Prior to the discovery of antibiotics, many common conditions like strep throat and ear infections were deadly. But with the advent of these drugs in the 1940s, bacterial infections, which were sometimes impossible for your immune system to fight off, became relatively easy to treat.
Antibiotics work by attacking the bacteria that cause infections. The word antibiotics actually means "against life." Depending on the type of antibiotic you're taking, it might work by directly attacking and killing the bacteria or it may just stop the bacteria from being able to grow and reproduce.
While antibiotics will help you recover if you have an infection caused by bacteria, such as strep throat, it's important to note that they aren't effective against viral infections, such as a cold or the flu.
Knowing when and how to take antibiotics is critical to ensuring that they will work against these bacteria in the future.
A growing problem
If you take antibiotics too frequently, don't take an antibiotic exactly as your doctor prescribes, or don't finish the entire dose they gave you, the bacteria the medicine is fighting can change and become resistant to the antibiotic. This means that the medicine will no longer be able to fight the bacteria in the future, a condition called antibacterial resistance. Some two million Americans contract a bacterial infection that is resistant to antibiotics every year.
Sometimes your doctor will be able to prescribe a different type of antibiotic to treat the resistant bacteria. However, in some cases, the bacteria become resistant to all types of antibiotics and make an infection impossible to treat. The Centers for Disease Control (CDC) estimates that 23,000 Americans die from antibiotic-resistant infections every year.
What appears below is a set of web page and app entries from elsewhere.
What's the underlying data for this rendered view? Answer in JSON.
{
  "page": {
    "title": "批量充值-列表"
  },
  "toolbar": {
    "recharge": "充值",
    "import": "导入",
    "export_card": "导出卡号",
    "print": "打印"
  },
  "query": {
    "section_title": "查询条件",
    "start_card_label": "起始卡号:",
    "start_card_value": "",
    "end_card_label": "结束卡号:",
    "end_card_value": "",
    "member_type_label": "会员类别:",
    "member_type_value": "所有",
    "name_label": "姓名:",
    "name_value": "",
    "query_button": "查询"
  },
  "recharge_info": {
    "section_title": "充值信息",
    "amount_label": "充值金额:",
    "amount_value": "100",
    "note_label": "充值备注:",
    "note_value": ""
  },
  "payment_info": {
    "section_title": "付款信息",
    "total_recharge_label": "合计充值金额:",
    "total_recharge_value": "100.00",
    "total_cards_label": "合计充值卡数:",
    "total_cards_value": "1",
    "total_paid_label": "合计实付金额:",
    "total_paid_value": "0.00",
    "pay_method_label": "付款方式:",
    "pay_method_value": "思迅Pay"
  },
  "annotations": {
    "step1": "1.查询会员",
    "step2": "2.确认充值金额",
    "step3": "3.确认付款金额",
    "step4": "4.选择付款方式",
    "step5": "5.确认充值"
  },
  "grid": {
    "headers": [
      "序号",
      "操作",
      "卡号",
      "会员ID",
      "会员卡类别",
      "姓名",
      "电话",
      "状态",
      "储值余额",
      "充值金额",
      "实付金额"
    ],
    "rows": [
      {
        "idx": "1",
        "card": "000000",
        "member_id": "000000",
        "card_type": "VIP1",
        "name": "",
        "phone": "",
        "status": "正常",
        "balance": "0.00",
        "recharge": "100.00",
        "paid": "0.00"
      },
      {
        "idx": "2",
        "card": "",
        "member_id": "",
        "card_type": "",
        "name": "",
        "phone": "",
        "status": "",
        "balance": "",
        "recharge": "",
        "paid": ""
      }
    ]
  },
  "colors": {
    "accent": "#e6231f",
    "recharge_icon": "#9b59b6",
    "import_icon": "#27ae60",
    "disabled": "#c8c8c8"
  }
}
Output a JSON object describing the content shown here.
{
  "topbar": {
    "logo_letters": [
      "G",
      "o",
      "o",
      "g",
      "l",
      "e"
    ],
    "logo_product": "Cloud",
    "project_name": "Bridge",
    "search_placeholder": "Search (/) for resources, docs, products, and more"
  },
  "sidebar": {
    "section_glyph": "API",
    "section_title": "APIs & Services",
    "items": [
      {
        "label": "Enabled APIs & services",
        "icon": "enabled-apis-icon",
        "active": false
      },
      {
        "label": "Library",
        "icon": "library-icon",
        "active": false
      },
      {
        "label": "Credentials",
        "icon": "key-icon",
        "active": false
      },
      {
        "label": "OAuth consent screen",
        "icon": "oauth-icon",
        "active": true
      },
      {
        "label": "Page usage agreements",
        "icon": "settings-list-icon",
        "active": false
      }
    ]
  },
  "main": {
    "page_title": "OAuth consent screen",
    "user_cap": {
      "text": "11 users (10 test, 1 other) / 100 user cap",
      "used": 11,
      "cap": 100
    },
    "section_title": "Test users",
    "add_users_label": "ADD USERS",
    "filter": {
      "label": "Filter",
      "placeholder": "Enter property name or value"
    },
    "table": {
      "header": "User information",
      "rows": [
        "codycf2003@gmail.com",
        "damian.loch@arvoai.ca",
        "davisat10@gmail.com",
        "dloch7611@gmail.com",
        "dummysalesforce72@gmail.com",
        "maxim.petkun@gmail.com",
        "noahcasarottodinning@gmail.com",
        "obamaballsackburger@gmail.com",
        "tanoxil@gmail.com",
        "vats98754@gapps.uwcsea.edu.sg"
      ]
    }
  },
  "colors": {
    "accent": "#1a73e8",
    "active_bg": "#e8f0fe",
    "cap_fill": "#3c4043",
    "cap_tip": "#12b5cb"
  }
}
So what can you do to prevent this growing problem?
Proper antibiotic use is critical
First, only take antibiotics if you have a bacterial infection, which your doctor has diagnosed. Remember, antibiotics won't work if you've got a cold or the flu. They also won't work for most sinus infections, sore throats or ear infections, which are often caused by viruses.
If your doctor does prescribe an antibiotic, follow the directions carefully and be certain to finish the entire dose you are given.
Don't share antibiotics with others and don't take them unless a doctor has prescribed them for your specific condition.
By understanding how antibiotics work and taking them only when you truly need them, you can help fight antibiotic resistance and ensure that these medications continue to be life-savers in the future.
For further reading
Visit these websites to read more about the proper use of antibiotics.
This article is presented by Perkins Motors in Colorado Springs, Colorado